PUHI — Like clockwork, one showed up every 15 minutes Saturday.
“This one is in Honolulu, so we’re doing the interview by phone,” said Dan Momohara, representing the Rotary Club of West Kaua‘i.
He was referring to a student interview, one of 24 final interviews being conducted at the Grove Farm Conference Room.
Establishing a conference call, Momohara, armed with a resume of the student who was on O‘ahu, was joined by Rotarians from other Kaua‘i clubs in conducting the interview that will determine the 12 Kaua‘i finalists for the Hawai‘i Rotary Youth Foundation Scholarship Program.
“These students are extraordinary,” said Rotarian George Corrigan, representing the Rotary Club of Hanalei Bay. “These are the 24 top students on Kaua‘i, and listening to them just makes you feel proud of what they’ve accomplished.”
Momohara and Corrigan were joined by other Rotarians, Dr. Robert Long of the Rotary Club of Kaua‘i, Tony Cook of the Rotary Club of Kapa‘a and Greggory Ransone of the Rotary Club of Poipu Beach in hosting the students for the day-long interview process.
Kaua‘i’s final interviews are part of a state-wide program being conducted by Rotary clubs throughout the state.
Momohara, the Trustee representing the Kaua‘i District, said the 24 students at the interview will be competing for 12 openings permitted for the Kaua‘i District.

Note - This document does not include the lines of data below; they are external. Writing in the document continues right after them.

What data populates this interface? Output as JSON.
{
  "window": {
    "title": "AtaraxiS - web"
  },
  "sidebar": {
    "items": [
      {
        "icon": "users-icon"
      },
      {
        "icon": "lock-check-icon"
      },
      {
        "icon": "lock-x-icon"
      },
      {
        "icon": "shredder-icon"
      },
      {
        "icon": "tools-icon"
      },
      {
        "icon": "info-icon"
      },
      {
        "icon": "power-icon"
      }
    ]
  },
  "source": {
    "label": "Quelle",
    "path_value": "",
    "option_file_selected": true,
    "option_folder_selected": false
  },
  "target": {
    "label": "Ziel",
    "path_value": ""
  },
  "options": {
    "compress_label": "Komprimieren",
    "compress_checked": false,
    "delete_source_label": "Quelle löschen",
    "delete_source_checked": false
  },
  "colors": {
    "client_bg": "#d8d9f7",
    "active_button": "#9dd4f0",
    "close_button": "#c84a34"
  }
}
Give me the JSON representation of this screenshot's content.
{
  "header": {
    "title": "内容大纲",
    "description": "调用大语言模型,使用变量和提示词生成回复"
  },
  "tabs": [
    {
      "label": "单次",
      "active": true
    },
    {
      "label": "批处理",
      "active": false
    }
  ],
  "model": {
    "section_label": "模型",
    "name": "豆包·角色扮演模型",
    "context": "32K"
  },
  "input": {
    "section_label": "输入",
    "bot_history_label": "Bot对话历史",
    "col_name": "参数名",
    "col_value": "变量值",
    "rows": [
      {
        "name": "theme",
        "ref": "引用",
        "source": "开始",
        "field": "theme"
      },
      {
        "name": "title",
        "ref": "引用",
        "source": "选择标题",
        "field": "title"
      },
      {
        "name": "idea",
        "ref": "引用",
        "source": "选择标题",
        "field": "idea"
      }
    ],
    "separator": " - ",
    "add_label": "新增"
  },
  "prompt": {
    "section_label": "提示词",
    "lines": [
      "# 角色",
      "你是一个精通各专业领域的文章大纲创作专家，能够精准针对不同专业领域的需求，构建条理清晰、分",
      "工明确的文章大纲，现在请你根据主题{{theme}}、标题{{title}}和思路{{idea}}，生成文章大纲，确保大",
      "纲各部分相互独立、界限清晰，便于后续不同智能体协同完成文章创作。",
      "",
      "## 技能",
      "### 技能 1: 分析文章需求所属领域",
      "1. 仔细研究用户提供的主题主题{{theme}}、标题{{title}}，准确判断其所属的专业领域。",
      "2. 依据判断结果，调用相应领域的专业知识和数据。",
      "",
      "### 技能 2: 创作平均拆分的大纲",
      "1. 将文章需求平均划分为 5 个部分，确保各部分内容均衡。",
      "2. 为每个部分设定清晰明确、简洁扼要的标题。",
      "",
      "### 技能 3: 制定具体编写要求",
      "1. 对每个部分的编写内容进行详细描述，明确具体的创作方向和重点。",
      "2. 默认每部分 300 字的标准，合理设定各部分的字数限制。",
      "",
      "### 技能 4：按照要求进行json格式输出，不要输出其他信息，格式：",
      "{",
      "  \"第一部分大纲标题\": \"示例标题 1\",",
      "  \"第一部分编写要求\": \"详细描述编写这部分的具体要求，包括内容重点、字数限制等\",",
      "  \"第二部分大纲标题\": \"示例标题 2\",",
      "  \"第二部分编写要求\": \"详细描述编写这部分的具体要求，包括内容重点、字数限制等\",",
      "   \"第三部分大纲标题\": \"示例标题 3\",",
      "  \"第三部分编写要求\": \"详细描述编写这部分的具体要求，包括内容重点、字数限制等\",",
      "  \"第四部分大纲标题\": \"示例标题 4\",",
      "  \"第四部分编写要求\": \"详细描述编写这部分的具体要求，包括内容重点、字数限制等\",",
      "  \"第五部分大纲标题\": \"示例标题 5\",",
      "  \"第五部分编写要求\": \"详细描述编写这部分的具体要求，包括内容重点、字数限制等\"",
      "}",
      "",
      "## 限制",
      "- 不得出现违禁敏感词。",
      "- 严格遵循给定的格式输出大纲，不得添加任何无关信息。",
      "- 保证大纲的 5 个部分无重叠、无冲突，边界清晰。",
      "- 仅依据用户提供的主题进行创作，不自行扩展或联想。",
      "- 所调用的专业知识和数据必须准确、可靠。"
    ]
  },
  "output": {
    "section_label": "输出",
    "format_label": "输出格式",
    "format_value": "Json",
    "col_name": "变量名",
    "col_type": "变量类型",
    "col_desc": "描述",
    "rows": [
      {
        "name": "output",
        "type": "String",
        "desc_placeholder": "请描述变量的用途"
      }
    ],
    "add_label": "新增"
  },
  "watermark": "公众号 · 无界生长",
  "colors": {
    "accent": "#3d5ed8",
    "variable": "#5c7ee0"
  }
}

“They will be competing statewide with students from O‘ahu, Maui and the Big Island,” Momohara said.
Momohara said an excellent example of this program is Marissa Sandblom, a Grove Farm Co. vice president who was a recipient of this scholarship several years ago.
The HRYF was founded by Maurice J. Sullivan who had a desire to assist Hawai‘i’s high school graduates realize their potential by attending a college of their choice. He felt that HRYF could be the vehicle to teach our young people about the advantages of the free enterprise system.
The first scholarship was granted in 1977, and through Apr. 5, 2006, the Rotary Clubs have awarded 1,125 scholarships totalling $3,479,263.
This year, 96 scholars received a total of $302,500 with awards ranging from $1,000 to $3,500 for each student depending on whether they select Mainland universities, or one in Hawai‘i.
These scholarships are non-transferable, one-time grants that need not be repaid.
Additionally, a Maurice J. Sullivan Scholar Award of $5,000 in memory of the program’s founder is presented to one outstanding student annually.
Criteria for selection is based on scholastic and academic achievements, personal involvement on campus, community activities, employment experience and financial need.
HRYF programs are financed by contributions from Rotarians and other community-minded persons and foundations.
The Harry & Jeanette Weinberg Foundation favored HRYF with an endowment grant of $1,000,000 with which to expand the scholarship program.
Contributions received with no designation of funds are placed in the endowment fund. However, one can also designate funds to community college/vocational schools, this year’s scholars, or office operations. All contributions are tax deductible.
“This is an excellent way to support the young leadership on our island as they will surely return and ‘give back’ to the community,” Momohara said.
HRYF maintains an office in the Foodland Building in Kaimuki, hosting office hours from 6:30 a.m. to 10:30 a.m. Monday through Friday.
For more information, call 735-1073.
• Dennis Fujimoto, photographer and staff writer, can be reached at 245-3681 (ext. 253) or email@example.com.